--- EXERCISE DATA Enclosed Below ---

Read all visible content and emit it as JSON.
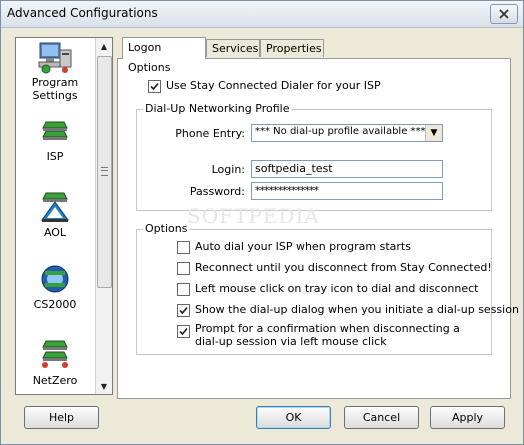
{
  "window": {
    "title": "Advanced Configurations"
  },
  "sidebar": {
    "items": [
      {
        "label": "Program Settings",
        "icon": "program-settings-icon"
      },
      {
        "label": "ISP",
        "icon": "isp-icon"
      },
      {
        "label": "AOL",
        "icon": "aol-icon"
      },
      {
        "label": "CS2000",
        "icon": "cs2000-icon"
      },
      {
        "label": "NetZero",
        "icon": "netzero-icon"
      }
    ]
  },
  "tabs": [
    {
      "label": "Logon Options",
      "active": true
    },
    {
      "label": "Services",
      "active": false
    },
    {
      "label": "Properties",
      "active": false
    }
  ],
  "logon": {
    "use_dialer_label": "Use Stay Connected Dialer for your ISP",
    "use_dialer_checked": true,
    "dialup_group_label": "Dial-Up Networking Profile",
    "phone_entry_label": "Phone Entry:",
    "phone_entry_value": "*** No dial-up profile available ***",
    "login_label": "Login:",
    "login_value": "softpedia_test",
    "password_label": "Password:",
    "password_value": "**************"
  },
  "options": {
    "group_label": "Options",
    "items": [
      {
        "label": "Auto dial your ISP when program starts",
        "checked": false
      },
      {
        "label": "Reconnect until you disconnect from Stay Connected!",
        "checked": false
      },
      {
        "label": "Left mouse click on tray icon to dial and disconnect",
        "checked": false
      },
      {
        "label": "Show the dial-up dialog when you initiate a dial-up session",
        "checked": true
      },
      {
        "label": "Prompt for a confirmation when disconnecting a dial-up session via left mouse click",
        "checked": true
      }
    ]
  },
  "watermark": "SOFTPEDIA",
  "buttons": {
    "help": "Help",
    "ok": "OK",
    "cancel": "Cancel",
    "apply": "Apply"
  }
}
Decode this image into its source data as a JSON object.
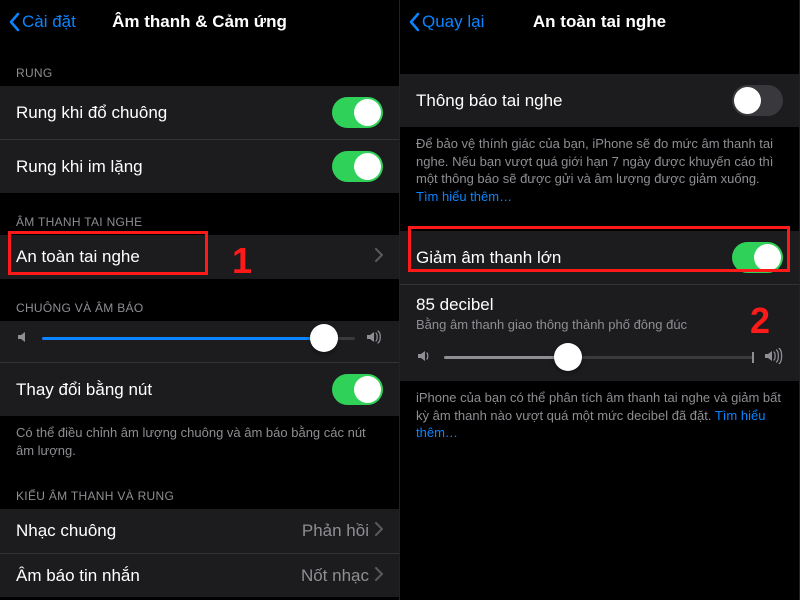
{
  "left": {
    "back": "Cài đặt",
    "title": "Âm thanh & Cảm ứng",
    "sec_rung": "RUNG",
    "row_ring": "Rung khi đổ chuông",
    "row_silent": "Rung khi im lặng",
    "sec_headphone": "ÂM THANH TAI NGHE",
    "row_safety": "An toàn tai nghe",
    "sec_ringer": "CHUÔNG VÀ ÂM BÁO",
    "row_change": "Thay đổi bằng nút",
    "footer_change": "Có thể điều chỉnh âm lượng chuông và âm báo bằng các nút âm lượng.",
    "sec_sounds": "KIỂU ÂM THANH VÀ RUNG",
    "row_ringtone": "Nhạc chuông",
    "row_ringtone_val": "Phản hồi",
    "row_newmail": "Âm báo tin nhắn",
    "row_newmail_val": "Nốt nhạc",
    "annot": "1"
  },
  "right": {
    "back": "Quay lại",
    "title": "An toàn tai nghe",
    "row_notice": "Thông báo tai nghe",
    "footer_notice": "Để bảo vệ thính giác của bạn, iPhone sẽ đo mức âm thanh tai nghe. Nếu bạn vượt quá giới hạn 7 ngày được khuyến cáo thì một thông báo sẽ được gửi và âm lượng được giảm xuống. ",
    "footer_notice_link": "Tìm hiểu thêm…",
    "row_reduce": "Giảm âm thanh lớn",
    "decibel_title": "85 decibel",
    "decibel_sub": "Bằng âm thanh giao thông thành phố đông đúc",
    "footer_reduce": "iPhone của bạn có thể phân tích âm thanh tai nghe và giảm bất kỳ âm thanh nào vượt quá một mức decibel đã đặt. ",
    "footer_reduce_link": "Tìm hiểu thêm…",
    "annot": "2"
  }
}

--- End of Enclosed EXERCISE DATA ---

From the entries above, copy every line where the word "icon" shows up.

> **RESPONSE**:
        "icon": "program-settings-icon"
        "icon": "isp-icon"
        "icon": "aol-icon"
        "icon": "cs2000-icon"
        "icon": "netzero-icon"
        "label": "Left mouse click on tray icon to dial and disconnect",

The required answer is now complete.